For the research, piglets were fed by their mothers in a farm, while their siblings lived their early life in a separate unit. The latter were fed formula-milk, thereby replicating the effects of the surroundings babies live in.
The outcomes of the trial showed that piglets bred on the farm apparently manifested fewer numbers of T-lymphocytes, as compared to their siblings nurtured in the isolator. Moreover, the unhygienic piglets also seemed to possess higher numbers of a variant of these cells namely the regulatory T-lymphocytes. The latter presumably regulate immune responses and restrict inflammation.

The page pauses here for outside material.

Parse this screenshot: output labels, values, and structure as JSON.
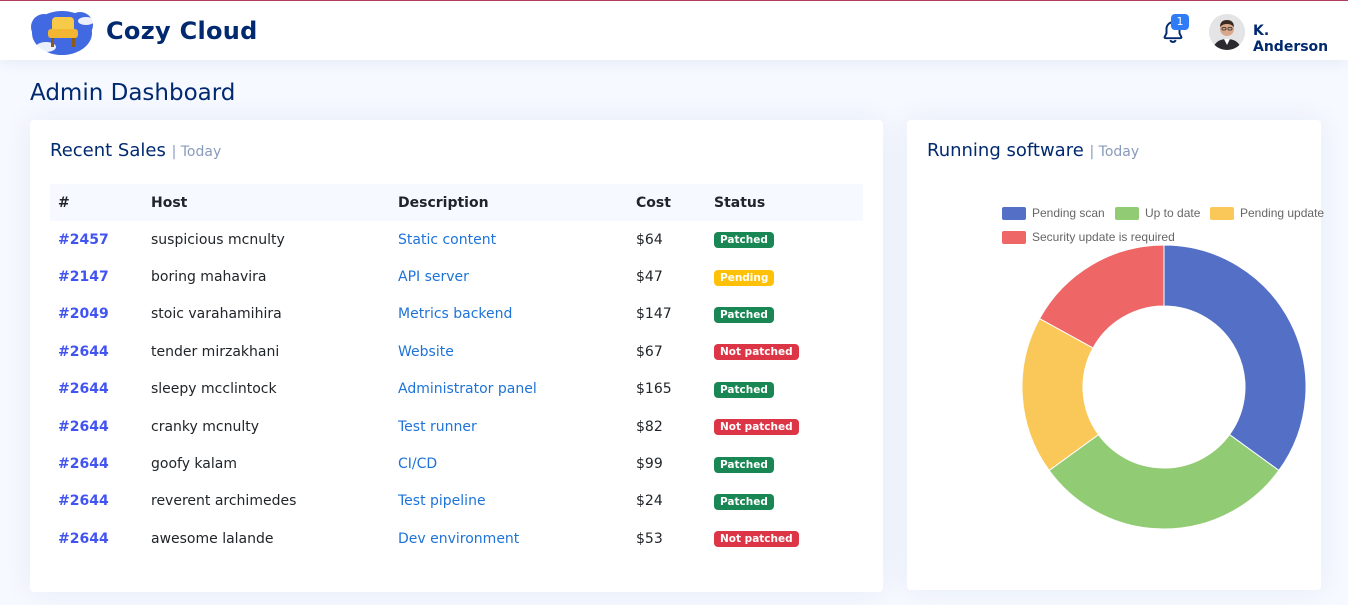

The farm-reared piglets also appeared to show lower antibody responses to distinct food proteins that they consumed. Professionals believed that the lower number of regulatory T-cells could be contributing to the development of autoimmune and inflammatory disorders as well as allergies like asthma and skin problems.
Dr Marie Lewis, Research Associate in Infection and Immunity at the School of Veterinary Sciences, who led the research, remarked, “Many large-scale epidemiological studies have suggested that growing up on a farm is linked to a reduced likelihood of developing allergic disease. However, until now, it has not been possible to demonstrate direct cause and effect: does the farm environment actively protect against allergies, or are allergy-prone families unlikely to live on farms?”
However, the team is not clear on what were the exact factors leading to increase in the number of these protective cells in the farm-bred piglets. Other variables found in a farm setting such as aerial pathogens, maternal and social interactions along with antigens from primal nutrition are being investigated.
The findings are published in the journal, Pediatric Allergy and Immunology.